Elizabeth Warren: Clinton Cabinet Should Shun Wall Street

Nick Kangadis | September 26, 2016
Font Size

Senator Elizabeth Warren (D-Mass.) seems to be trying to make a play to make Democratic presidential nominee Hillary Clinton’s cabinet as far left as possible, should she win in November.

Warren, who is known for hating profitable independent businesses that aren’t under the federal government’s thumb, is beginning to vet candidates to ensure a Clinton cabinet would look like something out of George Orwell's classic novel, “1984.”

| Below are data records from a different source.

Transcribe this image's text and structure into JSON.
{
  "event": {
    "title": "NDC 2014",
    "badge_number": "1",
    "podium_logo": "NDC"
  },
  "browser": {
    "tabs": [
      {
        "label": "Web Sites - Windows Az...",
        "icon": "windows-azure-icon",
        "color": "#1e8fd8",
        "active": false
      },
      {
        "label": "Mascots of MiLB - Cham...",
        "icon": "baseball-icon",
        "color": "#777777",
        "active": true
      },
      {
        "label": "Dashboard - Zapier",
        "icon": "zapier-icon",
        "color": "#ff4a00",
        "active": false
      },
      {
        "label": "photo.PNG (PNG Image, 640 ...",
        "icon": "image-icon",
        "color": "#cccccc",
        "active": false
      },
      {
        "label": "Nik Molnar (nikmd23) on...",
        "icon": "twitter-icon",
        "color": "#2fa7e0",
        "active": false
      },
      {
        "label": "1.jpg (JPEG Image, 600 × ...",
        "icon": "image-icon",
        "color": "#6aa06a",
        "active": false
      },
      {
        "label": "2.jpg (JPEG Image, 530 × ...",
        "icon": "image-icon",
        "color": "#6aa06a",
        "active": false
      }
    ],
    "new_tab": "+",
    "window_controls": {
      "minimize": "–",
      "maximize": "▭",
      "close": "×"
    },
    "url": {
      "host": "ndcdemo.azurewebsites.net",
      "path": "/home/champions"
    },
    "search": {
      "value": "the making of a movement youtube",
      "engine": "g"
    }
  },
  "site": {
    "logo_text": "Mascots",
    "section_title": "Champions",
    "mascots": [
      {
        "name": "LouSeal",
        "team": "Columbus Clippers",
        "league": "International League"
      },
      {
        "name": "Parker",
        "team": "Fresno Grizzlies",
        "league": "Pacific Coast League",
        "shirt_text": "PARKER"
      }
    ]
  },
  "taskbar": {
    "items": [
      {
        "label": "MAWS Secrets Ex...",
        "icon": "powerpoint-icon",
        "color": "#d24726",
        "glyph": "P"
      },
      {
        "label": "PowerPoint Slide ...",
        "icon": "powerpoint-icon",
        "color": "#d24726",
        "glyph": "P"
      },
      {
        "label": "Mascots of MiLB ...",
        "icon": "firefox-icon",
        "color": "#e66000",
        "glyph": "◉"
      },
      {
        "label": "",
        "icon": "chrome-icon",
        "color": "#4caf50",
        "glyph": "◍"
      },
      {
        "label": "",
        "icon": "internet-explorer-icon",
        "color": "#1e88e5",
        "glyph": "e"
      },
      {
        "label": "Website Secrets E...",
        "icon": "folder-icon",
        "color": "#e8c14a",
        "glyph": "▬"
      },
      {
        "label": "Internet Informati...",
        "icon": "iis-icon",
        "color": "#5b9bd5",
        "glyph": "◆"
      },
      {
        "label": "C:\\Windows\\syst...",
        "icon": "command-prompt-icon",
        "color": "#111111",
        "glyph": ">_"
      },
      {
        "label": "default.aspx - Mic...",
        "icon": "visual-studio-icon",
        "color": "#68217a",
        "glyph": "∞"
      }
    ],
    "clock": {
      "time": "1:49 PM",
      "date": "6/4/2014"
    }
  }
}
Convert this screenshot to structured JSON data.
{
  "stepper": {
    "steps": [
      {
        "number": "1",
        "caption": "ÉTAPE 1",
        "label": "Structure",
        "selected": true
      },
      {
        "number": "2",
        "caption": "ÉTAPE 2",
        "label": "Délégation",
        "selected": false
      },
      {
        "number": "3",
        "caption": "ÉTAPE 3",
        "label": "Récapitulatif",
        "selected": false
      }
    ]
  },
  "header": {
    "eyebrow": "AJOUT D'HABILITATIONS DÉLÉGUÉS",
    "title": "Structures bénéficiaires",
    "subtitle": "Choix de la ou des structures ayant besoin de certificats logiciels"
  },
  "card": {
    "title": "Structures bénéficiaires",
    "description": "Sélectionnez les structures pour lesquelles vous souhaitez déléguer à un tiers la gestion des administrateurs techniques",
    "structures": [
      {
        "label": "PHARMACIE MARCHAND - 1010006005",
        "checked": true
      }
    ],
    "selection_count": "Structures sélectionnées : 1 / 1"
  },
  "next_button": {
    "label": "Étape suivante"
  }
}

“We don’t need Citigroup or Morgan Stanley or BlackRock getting to choose who runs the economy in this country so that they can capture our government,” Warren said Wednesday during a speech at the Center for American Progress Action Fund.

Of course not. Warren just wants the government to be in control of everything, including the banks.

It’s kind of ironic that Warren wants the Clinton cabinet to reject Wall Street, considering all of the ties the Clintons have with Wall Street.

According to the Wall Street Journal:

About six months ago, Mrs. Warren and other progressives began focusing on the next administration with informal discussions among groups including the Progressive Change Campaign Committee, Consumers Union and MoveOn.org. Senior officials at labor unions such as the AFL-CIO and the American Federation of Teachers, have also been involved.

Sure, because labor unions aren’t involved in big business at all.

The Journal also reported that conservative groups have not vetted potential cabinet members, in case the Republican presidential nominee wins the election.

The Wall Street Journal wrote:

Progressives say they are motivated by a belief that President Barack Obama relied too heavily on former Wall Street executives to serve in economic positions.  The groups say appointment of those officials made it harder to enact a progressive agency and resulted in long delays to the implementation of some of the regulations they championed as part of the Dodd-Frank financial-services overhaul in 2010.

For example, progressive groups pushed hard for a regulation enacted as part of the financial regularly bill that would cap the compensation of chief executives. The regulation took five years to be enacted by the Securities and Exchange Commission.

Progressives pushed hard for more regulations? No way?!

Progressives, Socialists and Communists have no problem spending money as long as it doesn’t come out of their own pockets.

A spokesman for MoveOn.org, Nick Berning, said that “the group will support nominees ‘who’ve stood up to powerful interests and fought for the public interest’ and will ‘oppose and prevent the confirmation of nominees who fail to meet that standard.’”

In other words, "The government knows what is best for you and your family, and we will combat anyone who will not push that agenda."